-- Dataset records follows --

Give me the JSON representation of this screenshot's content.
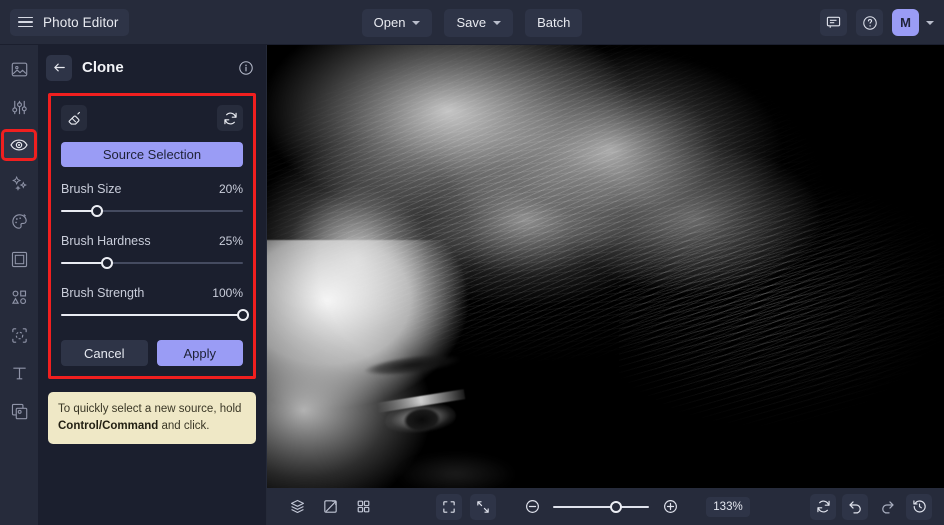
{
  "app": {
    "name": "Photo Editor",
    "accent": "#9a9cf5",
    "highlight_color": "#f01f1f",
    "topbar_bg": "#262b3b",
    "panel_bg": "#1b1f2e",
    "hint_bg": "#efe8c6"
  },
  "topbar": {
    "menu_icon": "hamburger-icon",
    "brand_label": "Photo Editor",
    "center_buttons": [
      {
        "label": "Open",
        "has_caret": true,
        "name": "open-button"
      },
      {
        "label": "Save",
        "has_caret": true,
        "name": "save-button"
      },
      {
        "label": "Batch",
        "has_caret": false,
        "name": "batch-button"
      }
    ],
    "right": {
      "feedback_icon": "comment-icon",
      "help_icon": "question-circle-icon",
      "avatar_initial": "M",
      "avatar_caret_icon": "chevron-down-icon"
    }
  },
  "left_rail": {
    "items": [
      {
        "label": "Image",
        "icon": "image-icon",
        "selected": false
      },
      {
        "label": "Adjust",
        "icon": "sliders-icon",
        "selected": false
      },
      {
        "label": "Retouch",
        "icon": "eye-icon",
        "selected": true
      },
      {
        "label": "Effects",
        "icon": "sparkles-icon",
        "selected": false
      },
      {
        "label": "Color",
        "icon": "palette-icon",
        "selected": false
      },
      {
        "label": "Frame",
        "icon": "frame-icon",
        "selected": false
      },
      {
        "label": "Shapes",
        "icon": "shapes-icon",
        "selected": false
      },
      {
        "label": "Cutout",
        "icon": "cutout-icon",
        "selected": false
      },
      {
        "label": "Text",
        "icon": "text-icon",
        "selected": false
      },
      {
        "label": "Overlay",
        "icon": "overlay-icon",
        "selected": false
      }
    ]
  },
  "panel": {
    "back_icon": "arrow-left-icon",
    "title": "Clone",
    "info_icon": "info-circle-icon",
    "tools": {
      "erase_icon": "eraser-icon",
      "reset_icon": "refresh-icon"
    },
    "source_selection_label": "Source Selection",
    "sliders": [
      {
        "label": "Brush Size",
        "value_text": "20%",
        "value": 20,
        "name": "brush-size-slider"
      },
      {
        "label": "Brush Hardness",
        "value_text": "25%",
        "value": 25,
        "name": "brush-hardness-slider"
      },
      {
        "label": "Brush Strength",
        "value_text": "100%",
        "value": 100,
        "name": "brush-strength-slider"
      }
    ],
    "cancel_label": "Cancel",
    "apply_label": "Apply",
    "hint": {
      "text_before": "To quickly select a new source, hold ",
      "text_bold": "Control/Command",
      "text_after": " and click."
    }
  },
  "canvas": {
    "description": "Black and white close-up portrait of a woman with windswept blonde hair",
    "clone_source_marker_icon": "clone-source-crosshair-icon",
    "brush_cursor_icon": "brush-crosshair-icon"
  },
  "bottombar": {
    "left_buttons": [
      {
        "icon": "layers-icon",
        "name": "layers-button"
      },
      {
        "icon": "compare-icon",
        "name": "compare-button"
      },
      {
        "icon": "grid-icon",
        "name": "grid-button"
      }
    ],
    "center": {
      "fit_icon": "fit-screen-icon",
      "collapse_icon": "collapse-icon",
      "zoom_out_icon": "zoom-out-icon",
      "zoom_in_icon": "zoom-in-icon",
      "zoom_value": "133%",
      "zoom_slider_pct": 66
    },
    "right_buttons": [
      {
        "icon": "reset-view-icon",
        "name": "reset-view-button"
      },
      {
        "icon": "undo-icon",
        "name": "undo-button"
      },
      {
        "icon": "redo-icon",
        "name": "redo-button"
      },
      {
        "icon": "history-icon",
        "name": "history-button"
      }
    ]
  }
}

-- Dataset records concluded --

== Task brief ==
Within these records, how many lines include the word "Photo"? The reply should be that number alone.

== Result for this exercise ==
2